Higher than expected inflation and a possible “tantrum” in the bond market now top investors’ list of the market’s biggest “tail risks,” according to a monthly survey of money managers put out by Bank of America on March 16.

It was the first time in a year that the pandemic was not the top risk for investors in the monthly survey. Roughly three-quarters of money managers polled said either inflation or a spike in bond yields were now the top market worry keeping investors awake at night.

The survey was released at a moment of relative peace for stocks, at least in terms of volatility. The Chicago Board Options Exchange Volatility Index fell below 20 this week, levels the index has not fallen to since February 2020. The index — the market’s so-called “fear gauge” — is a measure of stock market volatility expectations based on S&P 500 index options.

The recent surge in government bond yields has already weighed on the tech stock rally and fueled speculation of a policy shift from the Federal Reserve. Meanwhile, the economy’s expected resurgence from the pandemic has also triggered worries of roaring inflation for the first time since the end of the financial crisis of 2007-2008.

“We’re headed for very strong growth in the second half of the year,” said Peter Cardillo, chief market economist with Spartan Capital Securities, in an interview. “Inflation is on the horizon. It’s just a matter of time.”

But while inflation and rising bond yields are inarguable market risks, investors could be overlooking market conditions in place even before COVID-19 took over the world, said Peter Cecchini, founder and chief strategist at AlphaOmega Advisors, a research and consulting firm.

For one, he said, earnings and cash flows were not growing before the pandemic and loan growth had contracted in 2019. At the same time, stocks have gotten historically expensive over the past year, rising to valuations at levels not seen since the dot-com bubble burst.

On March 15, the S&P 500’s 12-month forward price-to-earnings ratio reached a multiple of 22.9x, up from 14.21x a year earlier.

“Valuations are pricing in perfection,” Cecchini said.

In addition, Oren Klachkin, lead economist with Oxford Economics, said investors may be prematurely letting their guard down on the lingering risk the pandemic presents.

“Investors shouldn’t yet be satisfied that COVID has been successfully contained,” Klachkin said in an interview. “While much slower virus spread and accelerating vaccine distribution are encouraging developments, new COVID strains remain a risk.
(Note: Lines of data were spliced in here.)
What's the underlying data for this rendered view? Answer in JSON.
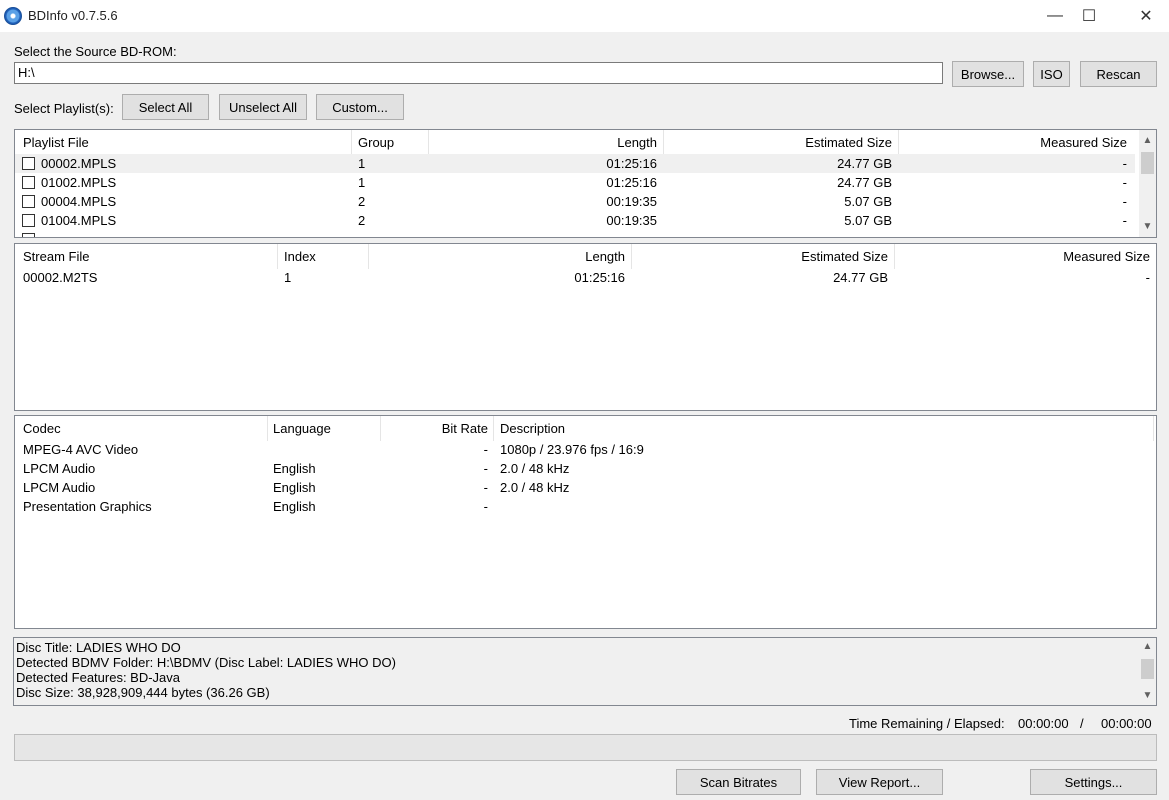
{
  "window": {
    "title": "BDInfo v0.7.5.6",
    "minimize_glyph": "—",
    "maximize_glyph": "☐",
    "close_glyph": "✕"
  },
  "source": {
    "label": "Select the Source BD-ROM:",
    "path": "H:\\",
    "browse_label": "Browse...",
    "iso_label": "ISO",
    "rescan_label": "Rescan"
  },
  "playlist_controls": {
    "label": "Select Playlist(s):",
    "select_all": "Select All",
    "unselect_all": "Unselect All",
    "custom": "Custom..."
  },
  "playlists": {
    "columns": [
      "Playlist File",
      "Group",
      "Length",
      "Estimated Size",
      "Measured Size"
    ],
    "rows": [
      {
        "file": "00002.MPLS",
        "group": "1",
        "length": "01:25:16",
        "estimated": "24.77 GB",
        "measured": "-"
      },
      {
        "file": "01002.MPLS",
        "group": "1",
        "length": "01:25:16",
        "estimated": "24.77 GB",
        "measured": "-"
      },
      {
        "file": "00004.MPLS",
        "group": "2",
        "length": "00:19:35",
        "estimated": "5.07 GB",
        "measured": "-"
      },
      {
        "file": "01004.MPLS",
        "group": "2",
        "length": "00:19:35",
        "estimated": "5.07 GB",
        "measured": "-"
      }
    ]
  },
  "streams": {
    "columns": [
      "Stream File",
      "Index",
      "Length",
      "Estimated Size",
      "Measured Size"
    ],
    "rows": [
      {
        "file": "00002.M2TS",
        "index": "1",
        "length": "01:25:16",
        "estimated": "24.77 GB",
        "measured": "-"
      }
    ]
  },
  "codecs": {
    "columns": [
      "Codec",
      "Language",
      "Bit Rate",
      "Description"
    ],
    "rows": [
      {
        "codec": "MPEG-4 AVC Video",
        "language": "",
        "bitrate": "-",
        "description": "1080p / 23.976 fps / 16:9"
      },
      {
        "codec": "LPCM Audio",
        "language": "English",
        "bitrate": "-",
        "description": "2.0 / 48 kHz"
      },
      {
        "codec": "LPCM Audio",
        "language": "English",
        "bitrate": "-",
        "description": "2.0 / 48 kHz"
      },
      {
        "codec": "Presentation Graphics",
        "language": "English",
        "bitrate": "-",
        "description": ""
      }
    ]
  },
  "log": [
    "Disc Title: LADIES WHO DO",
    "Detected BDMV Folder: H:\\BDMV (Disc Label: LADIES WHO DO)",
    "Detected Features: BD-Java",
    "Disc Size: 38,928,909,444 bytes (36.26 GB)"
  ],
  "status": {
    "label": "Time Remaining / Elapsed:",
    "remaining": "00:00:00",
    "separator": "/",
    "elapsed": "00:00:00",
    "progress": 0
  },
  "actions": {
    "scan": "Scan Bitrates",
    "report": "View Report...",
    "settings": "Settings..."
  },
  "icons": {
    "scroll_up": "▲",
    "scroll_down": "▼"
  }
}
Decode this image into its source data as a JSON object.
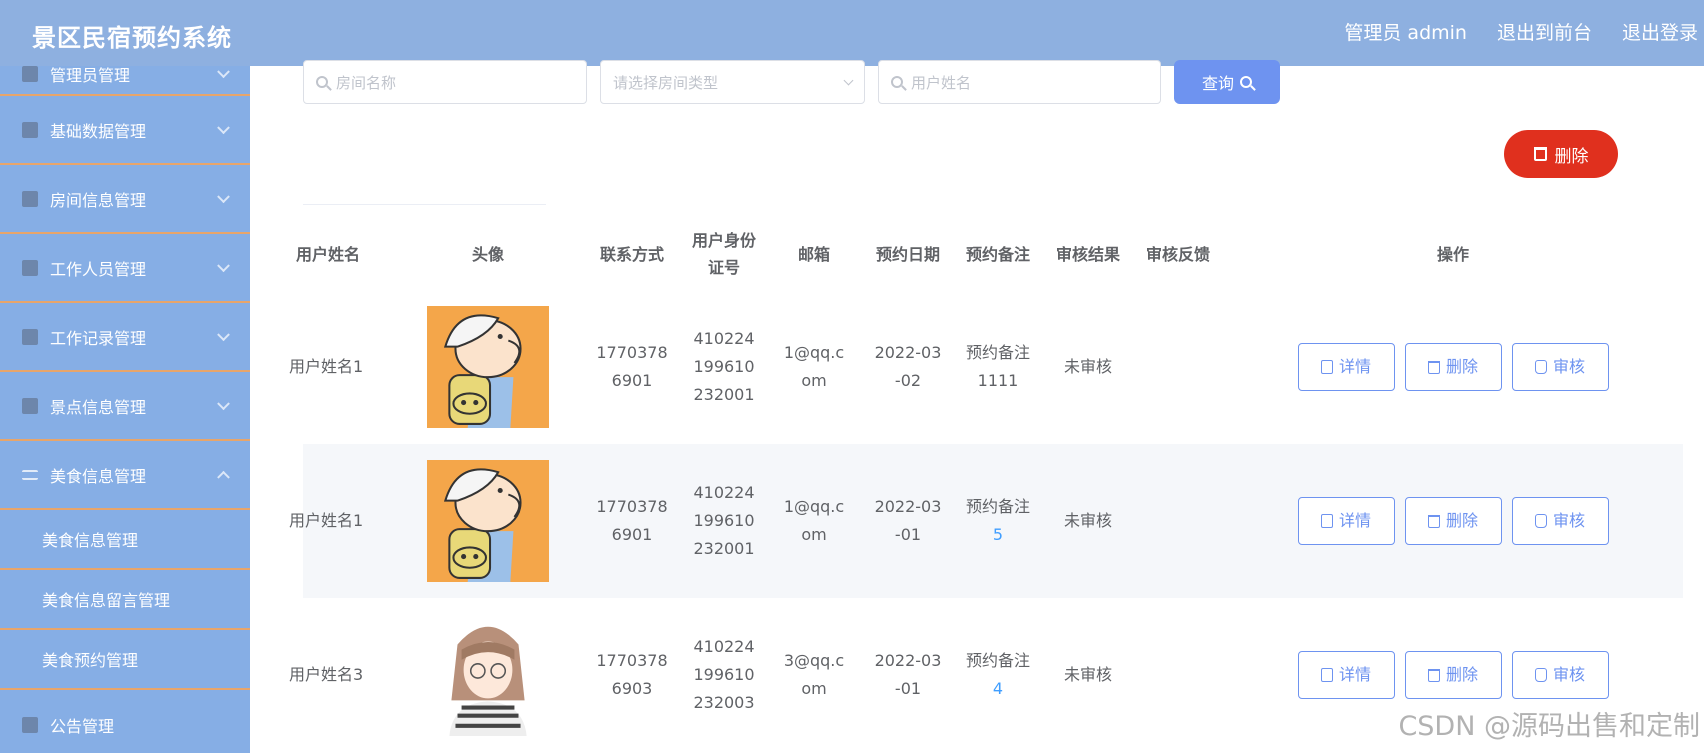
{
  "app": {
    "title": "景区民宿预约系统"
  },
  "header": {
    "user_label": "管理员 admin",
    "to_front": "退出到前台",
    "logout": "退出登录"
  },
  "sidebar": {
    "items": [
      {
        "label": "管理员管理"
      },
      {
        "label": "基础数据管理"
      },
      {
        "label": "房间信息管理"
      },
      {
        "label": "工作人员管理"
      },
      {
        "label": "工作记录管理"
      },
      {
        "label": "景点信息管理"
      },
      {
        "label": "美食信息管理"
      }
    ],
    "sub_items": [
      {
        "label": "美食信息管理"
      },
      {
        "label": "美食信息留言管理"
      },
      {
        "label": "美食预约管理"
      }
    ],
    "bottom_item": {
      "label": "公告管理"
    }
  },
  "search": {
    "room_name_placeholder": "房间名称",
    "room_type_placeholder": "请选择房间类型",
    "user_name_placeholder": "用户姓名",
    "query_label": "查询"
  },
  "actions": {
    "bulk_delete_label": "删除"
  },
  "table": {
    "headers": [
      "用户姓名",
      "头像",
      "联系方式",
      "用户身份证号",
      "邮箱",
      "预约日期",
      "预约备注",
      "审核结果",
      "审核反馈",
      "操作"
    ],
    "rows": [
      {
        "name": "用户姓名1",
        "avatar": "cartoon-boy",
        "phone": "17703786901",
        "id_card": "410224199610232001",
        "email": "1@qq.com",
        "date": "2022-03-02",
        "note_prefix": "预约备注",
        "note_num": "1111",
        "status": "未审核",
        "feedback": ""
      },
      {
        "name": "用户姓名1",
        "avatar": "cartoon-boy",
        "phone": "17703786901",
        "id_card": "410224199610232001",
        "email": "1@qq.com",
        "date": "2022-03-01",
        "note_prefix": "预约备注",
        "note_num": "5",
        "status": "未审核",
        "feedback": ""
      },
      {
        "name": "用户姓名3",
        "avatar": "cartoon-girl",
        "phone": "17703786903",
        "id_card": "410224199610232003",
        "email": "3@qq.com",
        "date": "2022-03-01",
        "note_prefix": "预约备注",
        "note_num": "4",
        "status": "未审核",
        "feedback": ""
      }
    ],
    "row_buttons": {
      "detail": "详情",
      "delete": "删除",
      "review": "审核"
    }
  },
  "watermark": "CSDN @源码出售和定制",
  "colors": {
    "topbar": "#8eb0e0",
    "sidebar": "#86aee5",
    "menu_divider": "#e7a56b",
    "primary": "#6e93f0",
    "danger": "#e0301e"
  }
}
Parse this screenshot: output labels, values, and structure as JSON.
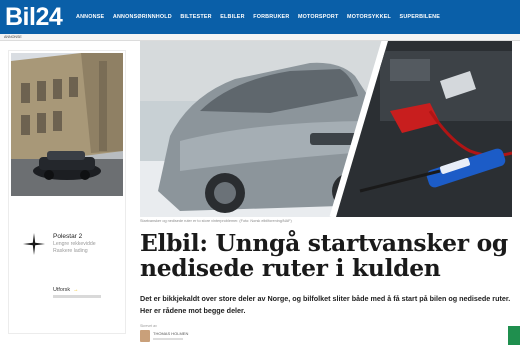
{
  "header": {
    "logo": "Bil24",
    "nav": [
      "ANNONSE",
      "ANNONSØRINNHOLD",
      "BILTESTER",
      "ELBILER",
      "FORBRUKER",
      "MOTORSPORT",
      "MOTORSYKKEL",
      "SUPERBILENE"
    ],
    "sub_label": "ANNONSE"
  },
  "ad": {
    "title": "Polestar 2",
    "subtitle_1": "Lengre rekkevidde",
    "subtitle_2": "Raskere lading",
    "cta": "Utforsk",
    "cta_arrow": "→"
  },
  "article": {
    "caption": "Startvansker og nedisede ruter er to store vinterproblemer. (Foto: Norsk elbilforening/NAF)",
    "headline": "Elbil: Unngå startvansker og nedisede ruter i kulden",
    "lead": "Det er bikkjekaldt over store deler av Norge, og bilfolket sliter både med å få start på bilen og nedisede ruter. Her er rådene mot begge deler.",
    "byline_label": "Skrevet av",
    "author": "THOMAS HOLMEN"
  },
  "colors": {
    "brand": "#0a5fa8",
    "headline": "#1a1a1a",
    "accent_yellow": "#f0b800",
    "side_tab": "#1f8f4e"
  }
}
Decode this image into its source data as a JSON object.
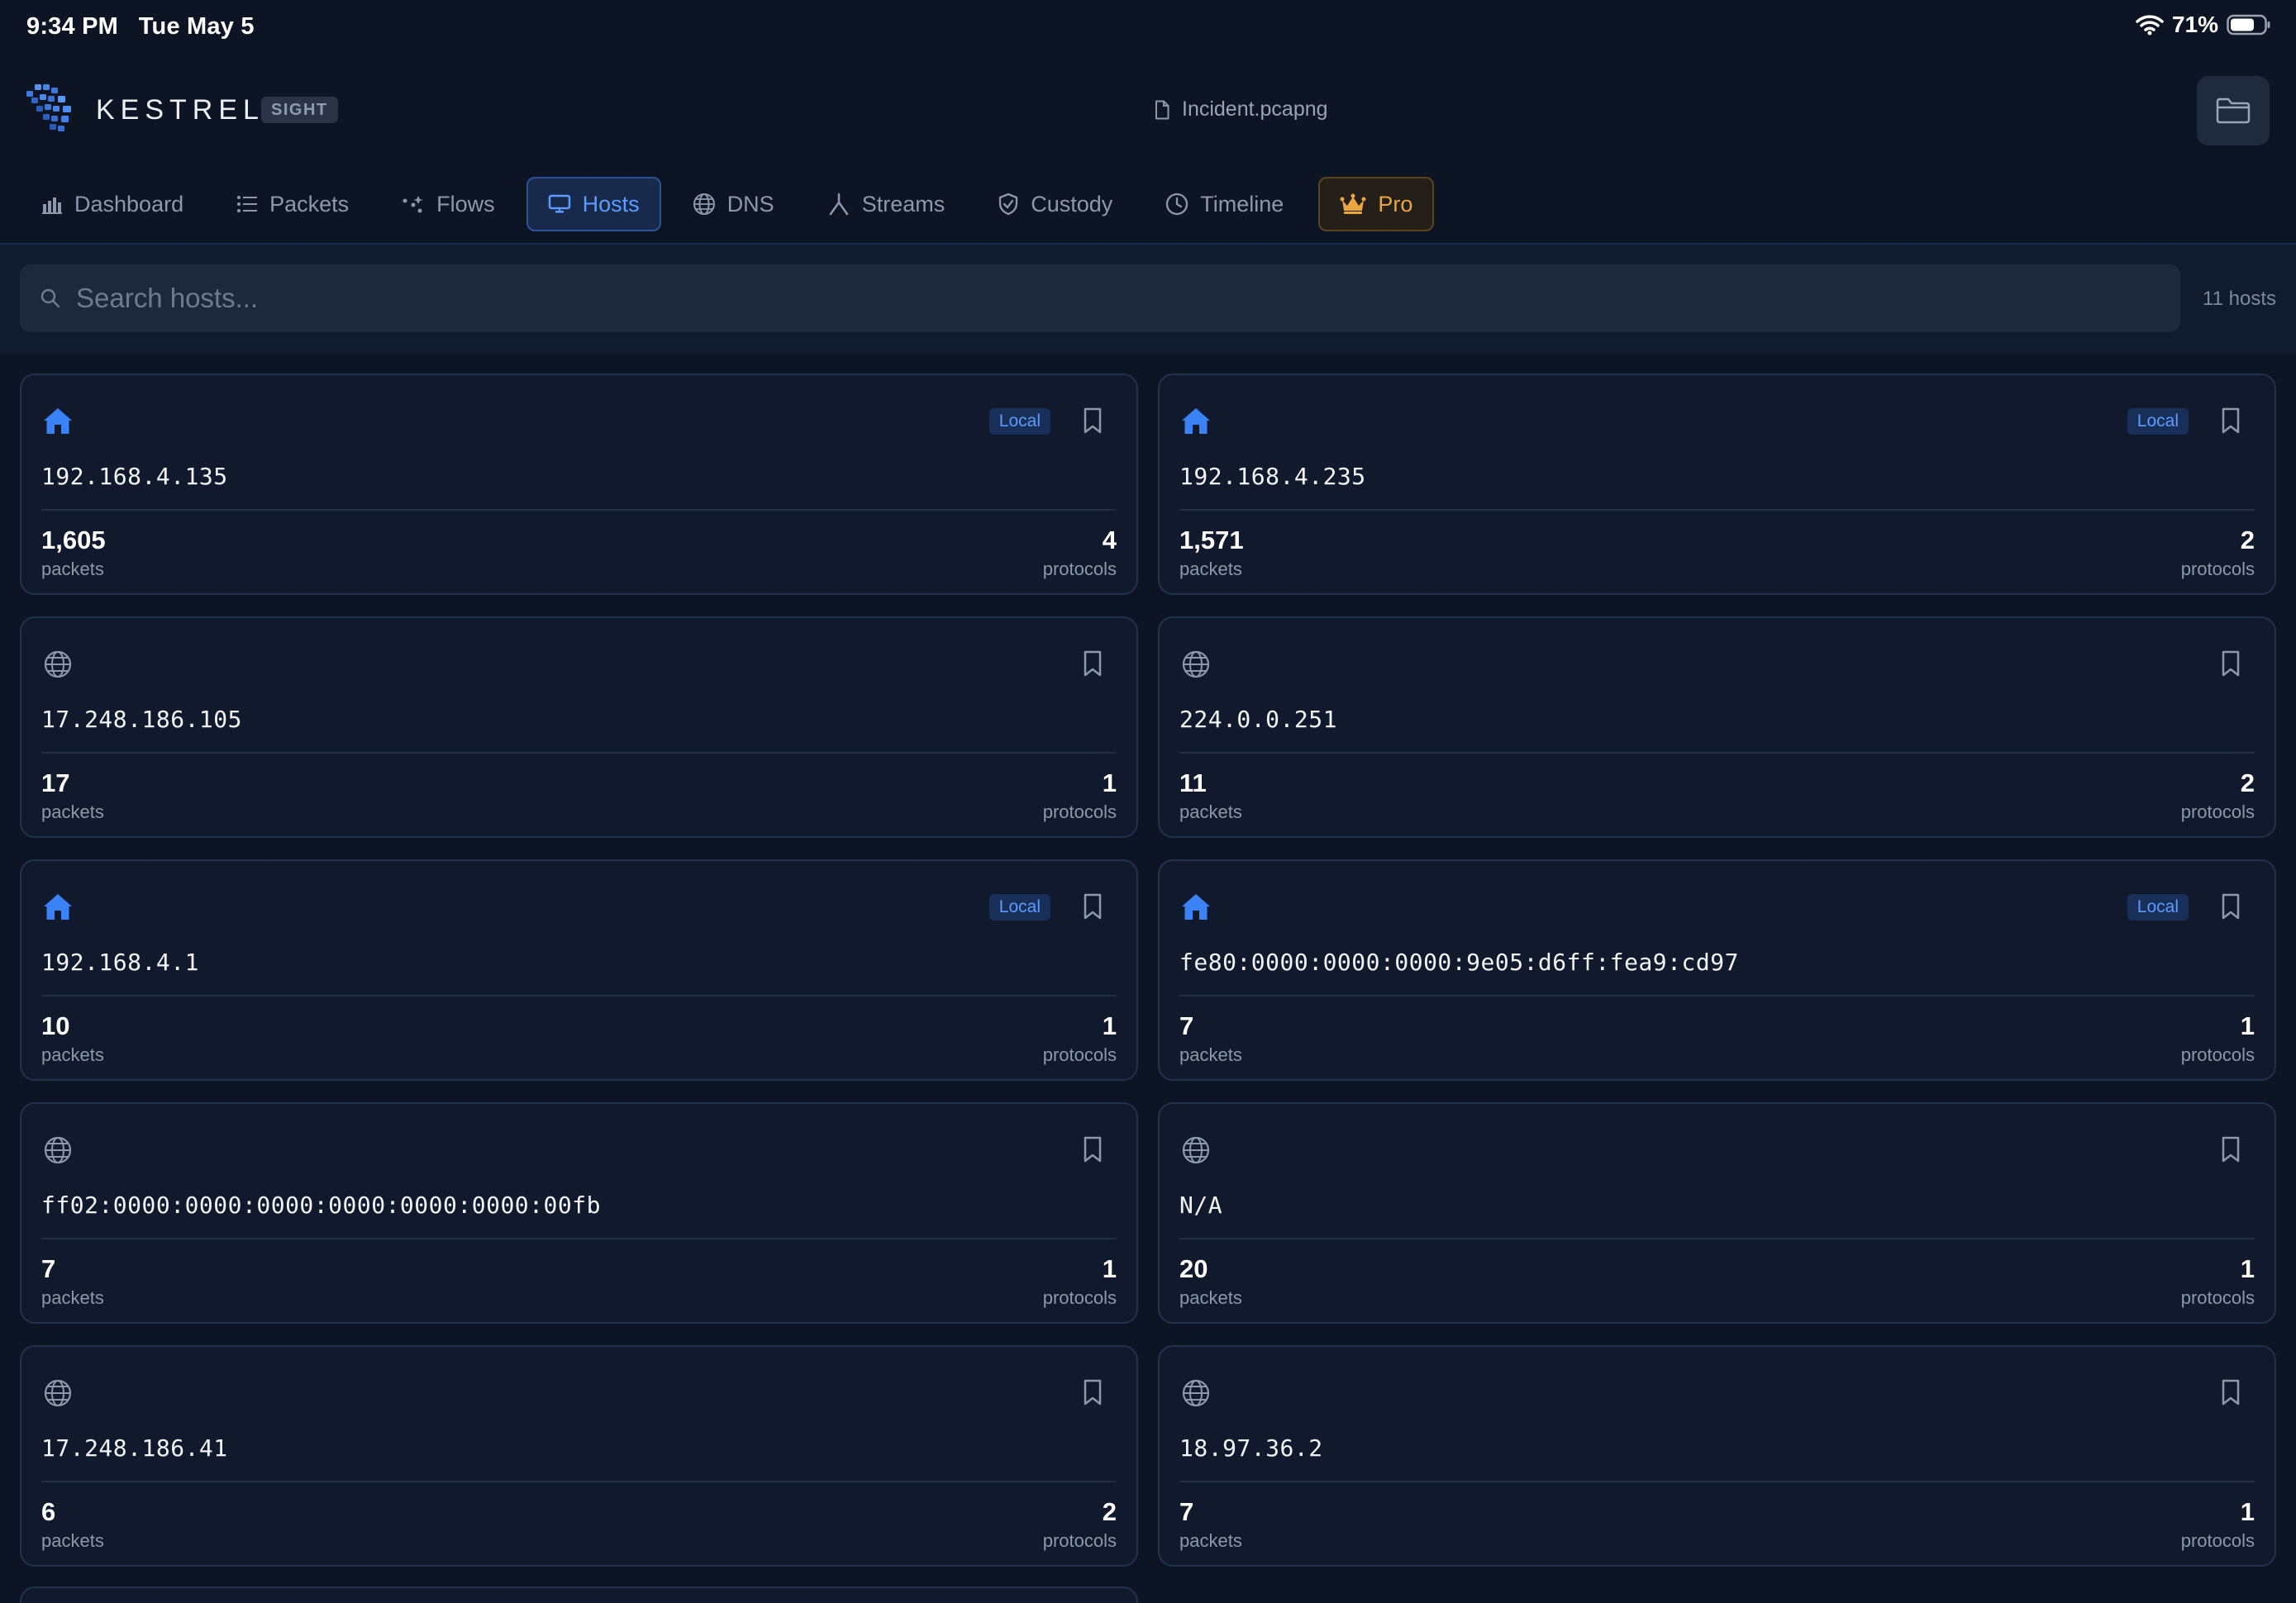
{
  "status_bar": {
    "time": "9:34 PM",
    "date": "Tue May 5",
    "battery": "71%"
  },
  "header": {
    "brand": "KESTREL",
    "badge": "SIGHT",
    "file_name": "Incident.pcapng"
  },
  "tabs": [
    {
      "label": "Dashboard",
      "icon": "bar-chart-icon"
    },
    {
      "label": "Packets",
      "icon": "list-icon"
    },
    {
      "label": "Flows",
      "icon": "flows-icon"
    },
    {
      "label": "Hosts",
      "icon": "monitor-icon",
      "active": true
    },
    {
      "label": "DNS",
      "icon": "globe-icon"
    },
    {
      "label": "Streams",
      "icon": "streams-icon"
    },
    {
      "label": "Custody",
      "icon": "shield-icon"
    },
    {
      "label": "Timeline",
      "icon": "clock-icon"
    },
    {
      "label": "Pro",
      "icon": "crown-icon"
    }
  ],
  "search": {
    "placeholder": "Search hosts...",
    "count": "11 hosts"
  },
  "hosts": [
    {
      "address": "192.168.4.135",
      "local": true,
      "local_label": "Local",
      "packets": "1,605",
      "packets_label": "packets",
      "protocols": "4",
      "protocols_label": "protocols"
    },
    {
      "address": "192.168.4.235",
      "local": true,
      "local_label": "Local",
      "packets": "1,571",
      "packets_label": "packets",
      "protocols": "2",
      "protocols_label": "protocols"
    },
    {
      "address": "17.248.186.105",
      "local": false,
      "packets": "17",
      "packets_label": "packets",
      "protocols": "1",
      "protocols_label": "protocols"
    },
    {
      "address": "224.0.0.251",
      "local": false,
      "packets": "11",
      "packets_label": "packets",
      "protocols": "2",
      "protocols_label": "protocols"
    },
    {
      "address": "192.168.4.1",
      "local": true,
      "local_label": "Local",
      "packets": "10",
      "packets_label": "packets",
      "protocols": "1",
      "protocols_label": "protocols"
    },
    {
      "address": "fe80:0000:0000:0000:9e05:d6ff:fea9:cd97",
      "local": true,
      "local_label": "Local",
      "packets": "7",
      "packets_label": "packets",
      "protocols": "1",
      "protocols_label": "protocols"
    },
    {
      "address": "ff02:0000:0000:0000:0000:0000:0000:00fb",
      "local": false,
      "packets": "7",
      "packets_label": "packets",
      "protocols": "1",
      "protocols_label": "protocols"
    },
    {
      "address": "N/A",
      "local": false,
      "packets": "20",
      "packets_label": "packets",
      "protocols": "1",
      "protocols_label": "protocols"
    },
    {
      "address": "17.248.186.41",
      "local": false,
      "packets": "6",
      "packets_label": "packets",
      "protocols": "2",
      "protocols_label": "protocols"
    },
    {
      "address": "18.97.36.2",
      "local": false,
      "packets": "7",
      "packets_label": "packets",
      "protocols": "1",
      "protocols_label": "protocols"
    }
  ],
  "colors": {
    "background": "#0d1424",
    "card": "#111a2c",
    "accent": "#3b82f6",
    "pro": "#e9a641"
  }
}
Also, recent moves by several states to reopen raises the risk of rapid COVID transmission.”

Investors, Klachkin said, seem largely unconcerned about the long-term damage caused by the pandemic, particularly the likely lasting harm to the job market.

On March 16, the five-year breakeven inflation rate, a rough measure of the bond market’s view of inflation over the next five years, closed at 2.59%, the highest point since July 2008. The breakeven inflation rate has risen 64 basis points since the start of the year.

But worries about inflation pressure are likely “overdone,” Klachkin said.

“While some inflation is unavoidable due to base effects, fiscal stimulus, and stronger economic activity, uncontrolled inflation is highly unlikely,” he said. “Aside from ongoing pandemic risks, investors should be more worried about the long-term damage inflicted by this crisis, namely on the employment front.”